# Data records:

BEGIN

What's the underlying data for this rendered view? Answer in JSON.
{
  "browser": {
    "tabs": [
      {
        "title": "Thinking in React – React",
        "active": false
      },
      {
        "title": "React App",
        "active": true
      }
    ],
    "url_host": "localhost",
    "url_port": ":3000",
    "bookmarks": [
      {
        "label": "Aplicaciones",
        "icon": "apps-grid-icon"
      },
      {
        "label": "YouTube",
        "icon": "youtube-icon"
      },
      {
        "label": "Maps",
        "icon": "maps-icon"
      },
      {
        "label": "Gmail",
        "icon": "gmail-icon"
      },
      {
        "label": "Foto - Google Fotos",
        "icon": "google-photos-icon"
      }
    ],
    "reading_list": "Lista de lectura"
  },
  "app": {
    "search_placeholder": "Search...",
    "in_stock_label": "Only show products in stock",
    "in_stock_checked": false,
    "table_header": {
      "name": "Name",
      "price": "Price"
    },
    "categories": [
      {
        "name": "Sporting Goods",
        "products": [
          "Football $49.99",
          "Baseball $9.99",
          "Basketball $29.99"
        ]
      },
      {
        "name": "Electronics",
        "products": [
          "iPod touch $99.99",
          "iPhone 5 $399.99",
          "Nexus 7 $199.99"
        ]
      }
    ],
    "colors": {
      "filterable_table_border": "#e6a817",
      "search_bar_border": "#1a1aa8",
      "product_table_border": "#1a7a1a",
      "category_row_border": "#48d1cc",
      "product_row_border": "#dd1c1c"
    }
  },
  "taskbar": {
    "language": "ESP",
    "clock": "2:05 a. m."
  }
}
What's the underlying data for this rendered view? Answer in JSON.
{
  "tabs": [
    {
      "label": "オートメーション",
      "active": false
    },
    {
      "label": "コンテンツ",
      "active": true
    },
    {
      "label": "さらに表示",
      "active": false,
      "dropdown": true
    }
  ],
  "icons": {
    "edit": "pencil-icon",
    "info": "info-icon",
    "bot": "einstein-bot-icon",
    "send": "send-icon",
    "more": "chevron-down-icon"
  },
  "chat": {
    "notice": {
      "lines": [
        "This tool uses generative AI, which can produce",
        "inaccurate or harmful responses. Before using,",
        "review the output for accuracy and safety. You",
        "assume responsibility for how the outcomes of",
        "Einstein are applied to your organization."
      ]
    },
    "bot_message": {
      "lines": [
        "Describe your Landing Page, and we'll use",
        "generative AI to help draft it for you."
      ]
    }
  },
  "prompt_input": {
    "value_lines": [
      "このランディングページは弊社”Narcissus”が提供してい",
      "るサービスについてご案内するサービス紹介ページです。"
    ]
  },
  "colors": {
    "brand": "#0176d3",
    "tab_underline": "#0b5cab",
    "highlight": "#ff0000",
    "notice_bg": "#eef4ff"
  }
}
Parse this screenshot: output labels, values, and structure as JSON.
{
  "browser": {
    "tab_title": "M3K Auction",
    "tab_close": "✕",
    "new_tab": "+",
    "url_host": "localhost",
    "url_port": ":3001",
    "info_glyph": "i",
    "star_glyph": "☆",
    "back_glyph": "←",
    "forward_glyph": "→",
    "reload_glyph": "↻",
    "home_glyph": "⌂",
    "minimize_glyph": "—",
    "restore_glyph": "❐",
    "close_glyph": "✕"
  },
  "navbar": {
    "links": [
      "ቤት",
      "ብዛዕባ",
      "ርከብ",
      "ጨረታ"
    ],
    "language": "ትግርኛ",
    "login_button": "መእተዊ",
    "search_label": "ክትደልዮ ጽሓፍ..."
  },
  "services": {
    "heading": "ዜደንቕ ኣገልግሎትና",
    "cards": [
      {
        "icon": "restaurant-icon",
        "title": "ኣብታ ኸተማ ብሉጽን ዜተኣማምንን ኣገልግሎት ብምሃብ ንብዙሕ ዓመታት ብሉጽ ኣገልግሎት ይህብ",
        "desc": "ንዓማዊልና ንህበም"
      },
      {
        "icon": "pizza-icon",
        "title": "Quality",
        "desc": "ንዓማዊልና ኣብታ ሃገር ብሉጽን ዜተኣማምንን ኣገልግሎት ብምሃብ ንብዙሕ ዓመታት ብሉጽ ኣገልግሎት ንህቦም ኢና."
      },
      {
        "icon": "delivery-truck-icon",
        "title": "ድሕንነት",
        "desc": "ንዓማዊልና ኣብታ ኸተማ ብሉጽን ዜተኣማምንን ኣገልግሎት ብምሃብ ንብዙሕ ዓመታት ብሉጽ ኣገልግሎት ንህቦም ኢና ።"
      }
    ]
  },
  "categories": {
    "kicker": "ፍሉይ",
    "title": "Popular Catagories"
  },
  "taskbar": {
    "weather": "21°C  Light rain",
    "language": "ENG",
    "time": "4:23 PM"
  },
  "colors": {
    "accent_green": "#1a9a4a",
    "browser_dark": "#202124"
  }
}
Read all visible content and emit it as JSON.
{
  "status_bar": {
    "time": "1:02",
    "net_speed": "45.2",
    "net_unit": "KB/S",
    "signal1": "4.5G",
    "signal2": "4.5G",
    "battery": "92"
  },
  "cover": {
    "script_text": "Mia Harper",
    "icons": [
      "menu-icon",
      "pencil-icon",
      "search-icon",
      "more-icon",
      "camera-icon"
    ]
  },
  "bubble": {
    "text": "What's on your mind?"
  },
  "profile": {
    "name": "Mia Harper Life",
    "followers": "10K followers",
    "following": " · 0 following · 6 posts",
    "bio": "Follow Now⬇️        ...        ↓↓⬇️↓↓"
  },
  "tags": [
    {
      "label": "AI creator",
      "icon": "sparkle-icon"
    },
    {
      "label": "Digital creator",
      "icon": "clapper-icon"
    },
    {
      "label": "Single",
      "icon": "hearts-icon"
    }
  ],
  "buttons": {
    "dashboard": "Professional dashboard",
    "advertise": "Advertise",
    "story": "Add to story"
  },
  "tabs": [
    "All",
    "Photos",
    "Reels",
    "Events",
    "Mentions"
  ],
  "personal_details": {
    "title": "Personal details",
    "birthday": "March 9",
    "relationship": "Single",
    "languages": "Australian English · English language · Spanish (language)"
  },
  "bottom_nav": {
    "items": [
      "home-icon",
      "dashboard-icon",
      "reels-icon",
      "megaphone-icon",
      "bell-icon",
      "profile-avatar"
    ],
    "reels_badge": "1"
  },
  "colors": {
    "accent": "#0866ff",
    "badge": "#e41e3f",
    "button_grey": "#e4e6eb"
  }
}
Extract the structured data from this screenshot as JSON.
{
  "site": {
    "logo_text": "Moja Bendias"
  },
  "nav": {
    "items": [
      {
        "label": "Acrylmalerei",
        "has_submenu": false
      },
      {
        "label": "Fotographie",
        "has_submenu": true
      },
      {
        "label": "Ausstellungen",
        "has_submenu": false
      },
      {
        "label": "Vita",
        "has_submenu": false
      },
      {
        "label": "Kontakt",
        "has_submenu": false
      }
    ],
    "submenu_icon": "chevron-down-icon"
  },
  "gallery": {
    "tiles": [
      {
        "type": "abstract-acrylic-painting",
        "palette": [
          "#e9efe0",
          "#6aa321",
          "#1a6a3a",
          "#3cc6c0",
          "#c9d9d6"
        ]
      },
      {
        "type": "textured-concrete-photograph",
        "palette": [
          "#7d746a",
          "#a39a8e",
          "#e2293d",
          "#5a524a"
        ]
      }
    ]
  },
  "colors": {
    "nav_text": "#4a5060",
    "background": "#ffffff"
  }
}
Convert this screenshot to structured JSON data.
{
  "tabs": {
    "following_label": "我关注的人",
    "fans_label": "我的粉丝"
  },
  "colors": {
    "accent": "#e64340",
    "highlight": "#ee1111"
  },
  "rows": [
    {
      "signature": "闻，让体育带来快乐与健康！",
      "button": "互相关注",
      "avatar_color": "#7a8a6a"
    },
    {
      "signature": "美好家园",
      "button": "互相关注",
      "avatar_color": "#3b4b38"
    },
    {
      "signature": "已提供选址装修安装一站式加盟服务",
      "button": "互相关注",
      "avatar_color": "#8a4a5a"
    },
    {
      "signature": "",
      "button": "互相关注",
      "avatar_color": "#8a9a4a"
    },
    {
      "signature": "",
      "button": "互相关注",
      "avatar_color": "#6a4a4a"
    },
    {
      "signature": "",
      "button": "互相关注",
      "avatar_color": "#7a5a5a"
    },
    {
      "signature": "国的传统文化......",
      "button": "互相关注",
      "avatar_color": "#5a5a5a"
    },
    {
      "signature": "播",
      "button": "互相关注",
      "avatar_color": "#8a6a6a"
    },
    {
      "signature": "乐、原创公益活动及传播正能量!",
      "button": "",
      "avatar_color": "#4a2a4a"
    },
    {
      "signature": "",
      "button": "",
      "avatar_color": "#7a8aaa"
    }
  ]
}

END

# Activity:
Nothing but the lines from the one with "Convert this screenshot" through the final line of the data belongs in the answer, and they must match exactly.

# Expected answer:
Convert this screenshot to structured JSON data.
{
  "tabs": {
    "following_label": "我关注的人",
    "fans_label": "我的粉丝"
  },
  "colors": {
    "accent": "#e64340",
    "highlight": "#ee1111"
  },
  "rows": [
    {
      "signature": "闻，让体育带来快乐与健康！",
      "button": "互相关注",
      "avatar_color": "#7a8a6a"
    },
    {
      "signature": "美好家园",
      "button": "互相关注",
      "avatar_color": "#3b4b38"
    },
    {
      "signature": "已提供选址装修安装一站式加盟服务",
      "button": "互相关注",
      "avatar_color": "#8a4a5a"
    },
    {
      "signature": "",
      "button": "互相关注",
      "avatar_color": "#8a9a4a"
    },
    {
      "signature": "",
      "button": "互相关注",
      "avatar_color": "#6a4a4a"
    },
    {
      "signature": "",
      "button": "互相关注",
      "avatar_color": "#7a5a5a"
    },
    {
      "signature": "国的传统文化......",
      "button": "互相关注",
      "avatar_color": "#5a5a5a"
    },
    {
      "signature": "播",
      "button": "互相关注",
      "avatar_color": "#8a6a6a"
    },
    {
      "signature": "乐、原创公益活动及传播正能量!",
      "button": "",
      "avatar_color": "#4a2a4a"
    },
    {
      "signature": "",
      "button": "",
      "avatar_color": "#7a8aaa"
    }
  ]
}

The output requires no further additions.